Activity:
Return the line containing "Transcribe this image's" and every line after it through the end of the entries below, with no other lines.

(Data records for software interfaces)
--

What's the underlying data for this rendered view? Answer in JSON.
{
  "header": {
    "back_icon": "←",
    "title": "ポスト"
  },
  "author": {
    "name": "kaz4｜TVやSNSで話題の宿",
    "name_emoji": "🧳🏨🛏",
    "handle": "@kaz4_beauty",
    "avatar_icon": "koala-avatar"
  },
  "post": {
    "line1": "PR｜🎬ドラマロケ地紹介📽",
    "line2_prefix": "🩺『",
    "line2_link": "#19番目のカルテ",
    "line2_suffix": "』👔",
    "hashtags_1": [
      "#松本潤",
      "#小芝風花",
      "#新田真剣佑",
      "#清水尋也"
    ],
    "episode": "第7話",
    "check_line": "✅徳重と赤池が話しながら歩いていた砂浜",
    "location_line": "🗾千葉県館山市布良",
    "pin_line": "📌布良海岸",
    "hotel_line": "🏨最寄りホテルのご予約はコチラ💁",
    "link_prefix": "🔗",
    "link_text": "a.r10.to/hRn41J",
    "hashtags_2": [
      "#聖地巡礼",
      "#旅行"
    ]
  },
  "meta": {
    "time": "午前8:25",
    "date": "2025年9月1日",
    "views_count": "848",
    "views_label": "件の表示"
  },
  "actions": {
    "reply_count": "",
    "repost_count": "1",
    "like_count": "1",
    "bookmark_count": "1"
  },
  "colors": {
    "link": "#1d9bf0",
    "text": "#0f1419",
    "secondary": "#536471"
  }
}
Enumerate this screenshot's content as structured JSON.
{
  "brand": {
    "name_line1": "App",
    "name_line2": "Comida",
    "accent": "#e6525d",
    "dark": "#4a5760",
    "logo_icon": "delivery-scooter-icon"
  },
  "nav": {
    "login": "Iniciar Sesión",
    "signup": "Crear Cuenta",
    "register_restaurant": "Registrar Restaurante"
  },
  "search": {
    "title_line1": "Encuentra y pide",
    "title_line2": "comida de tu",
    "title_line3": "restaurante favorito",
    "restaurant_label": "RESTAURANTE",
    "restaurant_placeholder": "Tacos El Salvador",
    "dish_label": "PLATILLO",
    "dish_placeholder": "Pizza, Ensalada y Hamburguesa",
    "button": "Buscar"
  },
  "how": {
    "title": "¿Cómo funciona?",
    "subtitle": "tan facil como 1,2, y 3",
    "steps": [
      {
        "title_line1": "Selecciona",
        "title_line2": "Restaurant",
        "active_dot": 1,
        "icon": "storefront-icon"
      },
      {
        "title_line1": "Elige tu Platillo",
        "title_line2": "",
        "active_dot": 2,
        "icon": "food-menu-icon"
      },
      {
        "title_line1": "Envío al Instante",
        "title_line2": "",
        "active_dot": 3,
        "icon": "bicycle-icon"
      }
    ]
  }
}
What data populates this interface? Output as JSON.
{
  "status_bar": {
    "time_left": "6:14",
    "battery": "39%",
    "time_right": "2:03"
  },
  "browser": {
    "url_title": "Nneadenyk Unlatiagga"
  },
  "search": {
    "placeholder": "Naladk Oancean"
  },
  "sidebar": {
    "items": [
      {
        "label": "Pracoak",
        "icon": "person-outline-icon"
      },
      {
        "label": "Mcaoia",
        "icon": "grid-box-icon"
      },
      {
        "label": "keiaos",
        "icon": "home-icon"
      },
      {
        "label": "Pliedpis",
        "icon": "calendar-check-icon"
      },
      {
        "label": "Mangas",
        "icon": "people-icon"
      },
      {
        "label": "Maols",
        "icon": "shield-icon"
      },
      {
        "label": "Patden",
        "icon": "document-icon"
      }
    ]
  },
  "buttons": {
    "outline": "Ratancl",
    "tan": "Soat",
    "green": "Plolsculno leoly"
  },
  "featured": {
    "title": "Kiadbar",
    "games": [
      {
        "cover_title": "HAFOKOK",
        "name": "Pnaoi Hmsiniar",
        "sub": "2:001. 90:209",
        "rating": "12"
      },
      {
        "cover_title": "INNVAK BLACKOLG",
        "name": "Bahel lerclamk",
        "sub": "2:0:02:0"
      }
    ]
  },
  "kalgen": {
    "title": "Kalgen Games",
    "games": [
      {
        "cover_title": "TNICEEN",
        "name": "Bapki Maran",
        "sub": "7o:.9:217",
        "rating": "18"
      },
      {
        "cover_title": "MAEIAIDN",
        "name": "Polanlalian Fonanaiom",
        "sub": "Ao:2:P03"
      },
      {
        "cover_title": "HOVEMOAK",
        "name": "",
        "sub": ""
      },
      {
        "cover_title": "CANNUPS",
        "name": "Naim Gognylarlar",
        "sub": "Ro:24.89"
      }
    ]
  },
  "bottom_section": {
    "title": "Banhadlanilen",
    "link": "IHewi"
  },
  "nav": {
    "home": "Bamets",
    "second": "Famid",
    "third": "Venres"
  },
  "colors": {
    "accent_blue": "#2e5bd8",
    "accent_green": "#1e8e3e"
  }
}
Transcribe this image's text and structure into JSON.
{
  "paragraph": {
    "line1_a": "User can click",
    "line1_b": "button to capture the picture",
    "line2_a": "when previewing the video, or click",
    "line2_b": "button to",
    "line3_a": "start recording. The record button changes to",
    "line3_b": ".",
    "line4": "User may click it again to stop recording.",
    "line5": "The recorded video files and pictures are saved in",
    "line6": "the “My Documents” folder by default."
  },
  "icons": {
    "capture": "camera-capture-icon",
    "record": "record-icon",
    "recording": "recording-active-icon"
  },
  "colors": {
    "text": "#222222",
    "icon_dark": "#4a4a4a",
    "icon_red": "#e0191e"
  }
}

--

Response to the exercise:
Transcribe this image's text and structure into JSON.
{
  "paragraph": {
    "line1_a": "User can click",
    "line1_b": "button to capture the picture",
    "line2_a": "when previewing the video, or click",
    "line2_b": "button to",
    "line3_a": "start recording. The record button changes to",
    "line3_b": ".",
    "line4": "User may click it again to stop recording.",
    "line5": "The recorded video files and pictures are saved in",
    "line6": "the “My Documents” folder by default."
  },
  "icons": {
    "capture": "camera-capture-icon",
    "record": "record-icon",
    "recording": "recording-active-icon"
  },
  "colors": {
    "text": "#222222",
    "icon_dark": "#4a4a4a",
    "icon_red": "#e0191e"
  }
}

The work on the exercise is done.